The Course[edit]

Brent Valley is a traditional parkland style golf course and while not the longest course in the area at 5446yards is designed to offer a good level of golf for all handicaps. The use of the natural land shape in the design of many of the holes with the addition strategically placed bunkers and hazards to challenge players of all levels.

Hole No. Yards Par Score Index Hole No. Yards Par Score Index
1 308 4 9 10 350 4 6
2 361 4 5 11 327 4 10
3 359 4 13 12 160 3 14
4 126 3 17 13 207 3 12
5 436 4 3 14 359 4 2
6 439 4 1 15 279 4 18
7 160 3 15 16 175 3 16
8 277 4 11 17 377 4 4
9 381 4 7 18 365 4 8
2847 34 IN 2599 33
OUT 2847 34
TOTAL 5446 67

References[edit]

  1. ^ National Association of Public Golf Clubs and Courses (NAPGC).
  2. ^ Nisbet's 1911 Golf Yearbook, British Library
  3. ^ Obituary in Middlesex County Times, 12 September 1925 (Ealing Library)
  4. ^ British History Online, http://www.british-history.ac.uk/report.aspx?compid=22339
  5. ^ "Archived copy". Archived from the original on 4 June 2011. Retrieved 16 August 2010.CS1 maint: archived copy as title (link)
  6. ^ Middlesex and Hanwell Times of 9 April 1910 (Ealing Library)
  7. ^ Middlesex County Times, 29 January 1938 (Ealing Library)
  8. ^ Middlesex County Times, 23 July 1938 (Ealing Library)
  9. ^ Email to Richard Gray, the club historian, dated 20/8/10
  10. ^ Middlesex County Times, 12 September 1925 (Ealing Library)

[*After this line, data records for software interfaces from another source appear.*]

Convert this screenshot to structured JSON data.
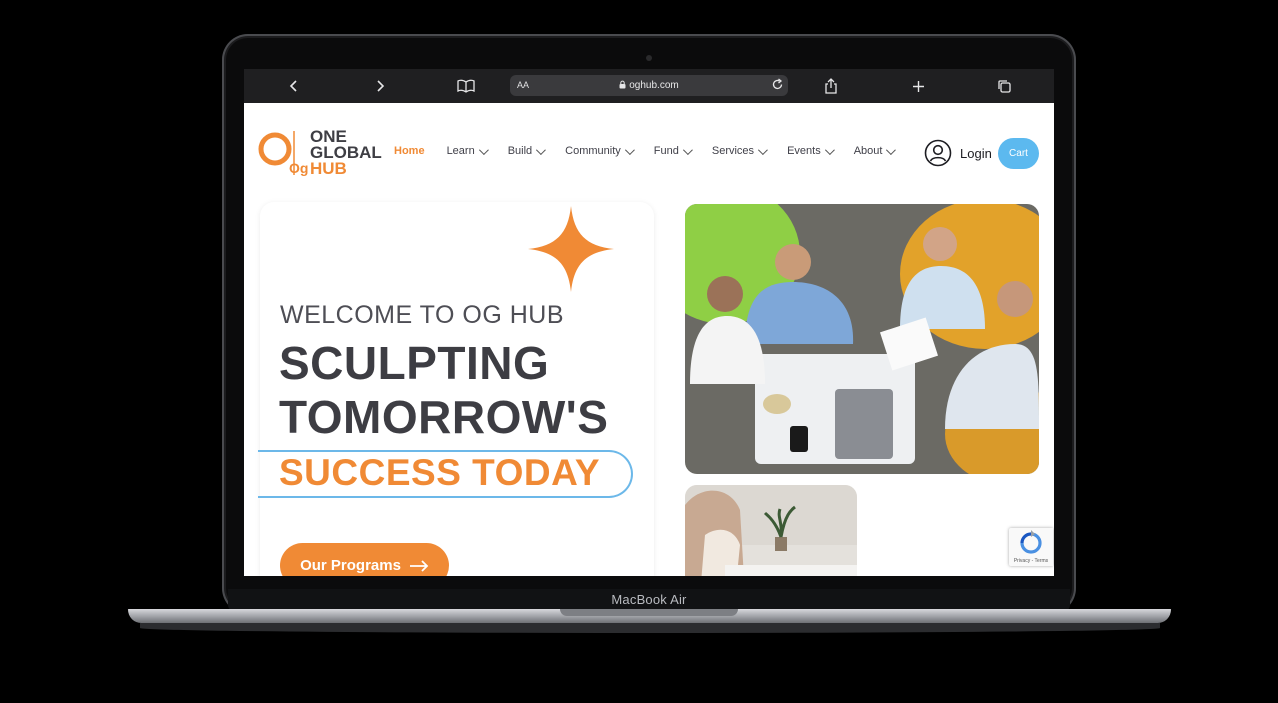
{
  "device": {
    "brand_label": "MacBook Air"
  },
  "browser": {
    "text_size_label": "AA",
    "url": "oghub.com",
    "icons": [
      "back-icon",
      "forward-icon",
      "bookmarks-icon",
      "lock-icon",
      "reload-icon",
      "share-icon",
      "new-tab-icon",
      "tabs-icon"
    ]
  },
  "site": {
    "logo": {
      "mark": "Og",
      "line1": "ONE",
      "line2": "GLOBAL",
      "line3": "HUB"
    },
    "nav": [
      {
        "label": "Home",
        "active": true,
        "dropdown": false
      },
      {
        "label": "Learn",
        "active": false,
        "dropdown": true
      },
      {
        "label": "Build",
        "active": false,
        "dropdown": true
      },
      {
        "label": "Community",
        "active": false,
        "dropdown": true
      },
      {
        "label": "Fund",
        "active": false,
        "dropdown": true
      },
      {
        "label": "Services",
        "active": false,
        "dropdown": true
      },
      {
        "label": "Events",
        "active": false,
        "dropdown": true
      },
      {
        "label": "About",
        "active": false,
        "dropdown": true
      }
    ],
    "login_label": "Login",
    "cart_label": "Cart"
  },
  "hero": {
    "eyebrow": "WELCOME TO OG HUB",
    "headline_1": "SCULPTING",
    "headline_2": "TOMORROW'S",
    "highlight": "SUCCESS TODAY",
    "cta_label": "Our Programs"
  },
  "recaptcha": {
    "footer": "Privacy - Terms"
  },
  "colors": {
    "accent": "#f08a35",
    "accent_blue": "#5cb9ef",
    "text_dark": "#3d3d43"
  }
}
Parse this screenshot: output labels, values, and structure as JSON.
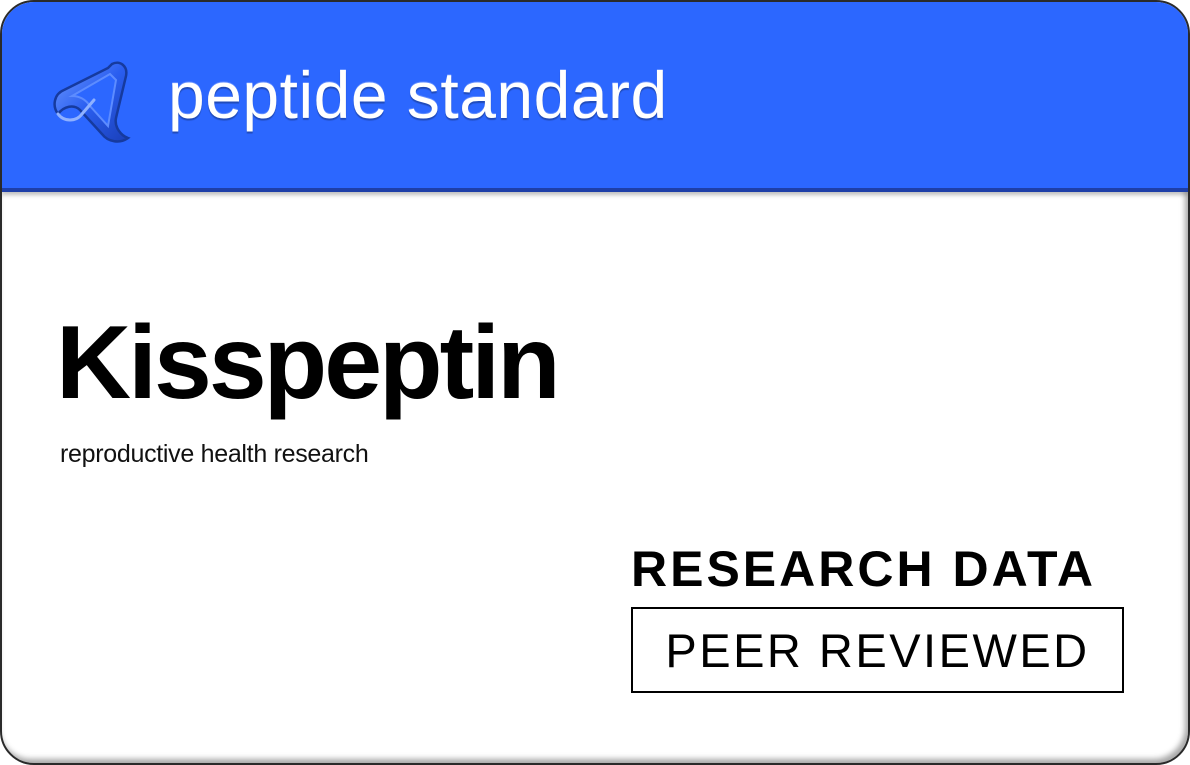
{
  "header": {
    "brand": "peptide standard",
    "logo_icon": "triangular-loop-logo-icon",
    "color": "#2c67ff"
  },
  "main": {
    "title": "Kisspeptin",
    "subtitle": "reproductive health research"
  },
  "badges": {
    "research_label": "RESEARCH DATA",
    "peer_label": "PEER REVIEWED"
  }
}
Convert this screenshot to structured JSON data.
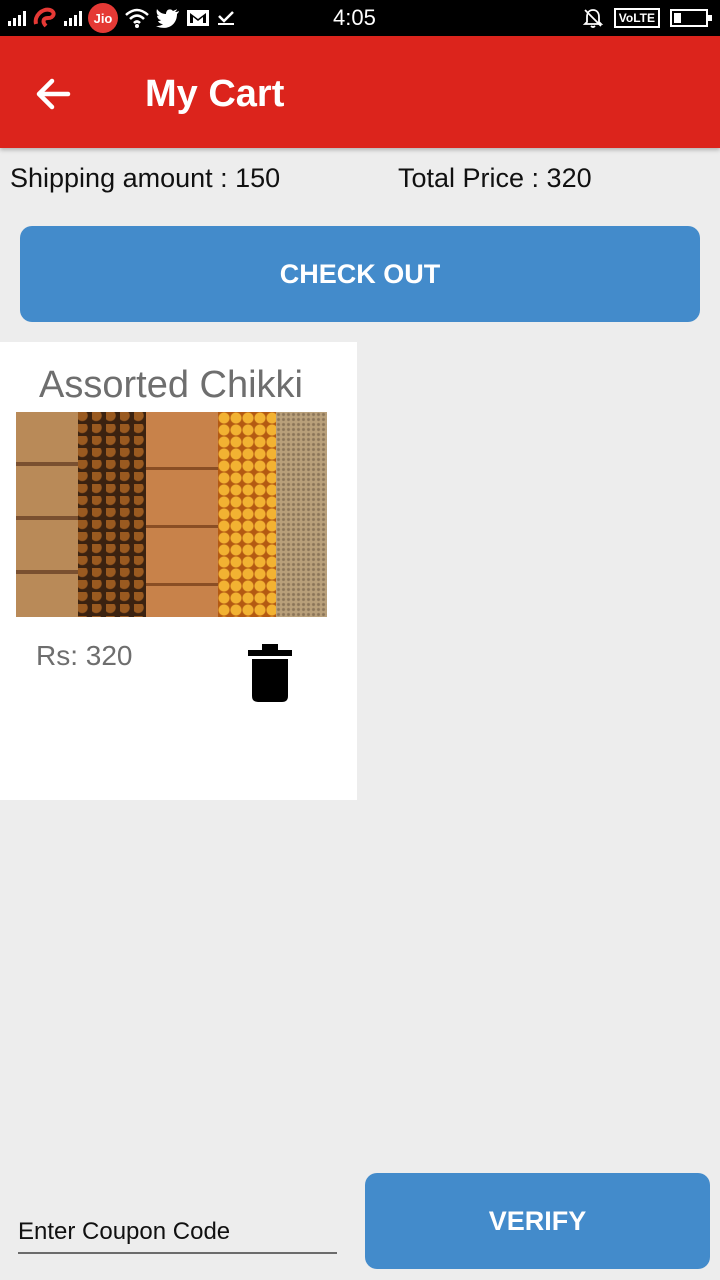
{
  "status_bar": {
    "time": "4:05",
    "carrier_badge": "Jio",
    "network_label": "VoLTE"
  },
  "app_bar": {
    "title": "My Cart",
    "back_icon": "arrow-left-icon"
  },
  "summary": {
    "shipping_text": "Shipping amount : 150",
    "total_text": "Total Price : 320"
  },
  "checkout_button": {
    "label": "CHECK OUT"
  },
  "cart_items": [
    {
      "name": "Assorted Chikki",
      "price_text": "Rs: 320",
      "delete_icon": "trash-icon"
    }
  ],
  "coupon": {
    "placeholder": "Enter Coupon Code",
    "value": ""
  },
  "verify_button": {
    "label": "VERIFY"
  },
  "colors": {
    "app_bar": "#dc241c",
    "button": "#438bcb",
    "background": "#ededed",
    "card": "#ffffff"
  }
}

External links[edit]

Coordinates: 51°30′57″N 0°20′25″W / 51.51597°N 0.34020°W / 51.51597; -0.34020